The 30 Day Roller Coaster Ride

“A re you sure you want to go that high?” Mike asked me.

“Absolutely. Given what Kickstarter takes, and what my fixedcosts are, I need $4500.”

“Okay, let’s see what happens.”

And with that, my Quixotic campaign began, seeking $4500 toallow Thrilling Adventure Yarns makesome advance money, allowing me to buy rights to an unpublished Lester Dentshort story, cover art, logo, etc.

I’d supported plenty of campaigns, silently criticized howsome were handled, and with some trepidations entered the world ofcrowdfunding.

We took off with some love and support and had a great firstnight. But then a funny thing happened. We had a good first day, first fewdays, and weren’t slowing down. By the sixth day, we hit the goal. I thought it’dbe a struggle, requiring all thirty days to get there.

So, it was on to promoting the stretch goals and we met thenexceeded each of them, requiring me to get creative, coming up with new goals,especially ones that wouldn’t cost much (other than sweat equity). And we hitthose.

With just days left, we sped towards the unimaginable$10,000 barrier and then broke through it. The question on my mind in the lastfew days was just how high we could go.

Last night, the thirty day countdown clock ran out ofseconds and I was left to marvel at the totals. $11,172 pledged from 400backers, 248% of goal. It took a while for that to settle in.

So, why did it work so well? You got me. Was it the celebration of the pulps? The lineup of talent? The phase of the moon? Something clicked with the audience above and beyond any of our wildest dreams. I certainly got a lot of help and support from my co-authors, which no doubt pushed things further than I could have alone. I got some kind press coverage and can't thank those sites enough for the help. Now, I can't sqwuander the good will and deliver.
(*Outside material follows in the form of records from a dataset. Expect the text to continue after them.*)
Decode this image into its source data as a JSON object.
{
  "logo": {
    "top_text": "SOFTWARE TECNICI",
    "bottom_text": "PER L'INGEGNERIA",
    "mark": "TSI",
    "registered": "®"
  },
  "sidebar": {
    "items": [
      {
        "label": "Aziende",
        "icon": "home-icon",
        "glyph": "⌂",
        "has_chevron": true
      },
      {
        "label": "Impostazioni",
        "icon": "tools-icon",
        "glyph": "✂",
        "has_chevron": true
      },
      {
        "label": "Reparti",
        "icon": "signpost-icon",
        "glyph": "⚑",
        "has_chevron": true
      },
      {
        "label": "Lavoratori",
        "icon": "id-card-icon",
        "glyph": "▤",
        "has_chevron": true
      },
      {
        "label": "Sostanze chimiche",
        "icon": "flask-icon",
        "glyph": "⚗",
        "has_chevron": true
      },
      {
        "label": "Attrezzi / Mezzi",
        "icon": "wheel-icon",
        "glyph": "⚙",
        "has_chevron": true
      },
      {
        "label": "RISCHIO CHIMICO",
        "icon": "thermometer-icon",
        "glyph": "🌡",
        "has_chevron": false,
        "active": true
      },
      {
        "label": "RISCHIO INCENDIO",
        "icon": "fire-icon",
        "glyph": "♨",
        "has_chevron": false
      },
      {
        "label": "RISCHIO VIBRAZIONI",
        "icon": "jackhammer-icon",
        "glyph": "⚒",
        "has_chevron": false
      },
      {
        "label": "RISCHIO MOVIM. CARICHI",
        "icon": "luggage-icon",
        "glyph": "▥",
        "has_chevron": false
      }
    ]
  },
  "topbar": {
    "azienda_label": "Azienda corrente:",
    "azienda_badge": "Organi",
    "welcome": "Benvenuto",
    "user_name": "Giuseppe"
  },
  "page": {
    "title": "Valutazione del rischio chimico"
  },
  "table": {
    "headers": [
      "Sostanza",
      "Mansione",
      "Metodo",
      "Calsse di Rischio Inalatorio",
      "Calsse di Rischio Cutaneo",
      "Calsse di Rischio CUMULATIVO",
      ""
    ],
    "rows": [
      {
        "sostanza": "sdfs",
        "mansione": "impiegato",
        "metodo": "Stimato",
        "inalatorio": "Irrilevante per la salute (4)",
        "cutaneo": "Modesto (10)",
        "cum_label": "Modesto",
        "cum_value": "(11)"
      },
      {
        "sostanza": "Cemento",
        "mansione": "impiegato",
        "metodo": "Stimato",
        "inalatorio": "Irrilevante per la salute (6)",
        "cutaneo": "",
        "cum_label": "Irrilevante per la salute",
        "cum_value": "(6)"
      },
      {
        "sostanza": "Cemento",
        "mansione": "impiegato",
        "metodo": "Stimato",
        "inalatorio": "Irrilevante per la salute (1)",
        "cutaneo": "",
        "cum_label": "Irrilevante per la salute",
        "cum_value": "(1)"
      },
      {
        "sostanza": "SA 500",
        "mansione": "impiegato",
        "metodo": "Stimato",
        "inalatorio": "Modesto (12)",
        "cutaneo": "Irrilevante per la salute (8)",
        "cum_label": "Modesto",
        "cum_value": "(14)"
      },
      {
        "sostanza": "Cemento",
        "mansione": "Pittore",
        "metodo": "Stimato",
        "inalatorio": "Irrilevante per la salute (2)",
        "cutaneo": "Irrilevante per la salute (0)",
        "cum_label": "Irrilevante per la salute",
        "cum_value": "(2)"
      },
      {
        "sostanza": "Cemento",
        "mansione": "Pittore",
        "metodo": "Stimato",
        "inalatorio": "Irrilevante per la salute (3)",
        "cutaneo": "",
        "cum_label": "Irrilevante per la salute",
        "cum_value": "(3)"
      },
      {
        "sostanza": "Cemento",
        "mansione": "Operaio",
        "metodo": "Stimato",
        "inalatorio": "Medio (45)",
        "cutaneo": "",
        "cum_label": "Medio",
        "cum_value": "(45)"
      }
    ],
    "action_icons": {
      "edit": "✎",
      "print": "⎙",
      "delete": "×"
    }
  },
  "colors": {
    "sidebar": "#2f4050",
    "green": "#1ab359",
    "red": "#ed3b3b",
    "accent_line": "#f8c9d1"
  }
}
Now the work kicks into higher gear. First of all, Kickstarter is busily collecting money and I already see a few hundred dollars are on hold as people resolve their issues. I won’t see the money for two weeks and in the meantime, need to be in touch with people regarding their Tuckerizations or one-time appearances in the book. Then there’s the daunting task of calculating how many softcovers and hardcovers have actually been ordered.

Once I pay the writers, artists, and other suppliers, plusthe Lester Dent Estate, printing and postage, there should be a littlesomething but it’s surprising how much of the $11,172 has been allocated. Ofcourse, that also means a lot less for the tax man and I’m okay with that.

I finished lining up my artists and have a nice array whichI will be announcing soon. They all agreed to work for ridiculous sums, partlyout of affection for me and/or the project but having them makes it all thebetter.

In March, the revised manuscripts and artwork will arriveand then I assemble the book and hand it off to Aaron Rosenberg for design. We’reon schedule for July, which is excellent.

But I really need to take a moment and savor the victory.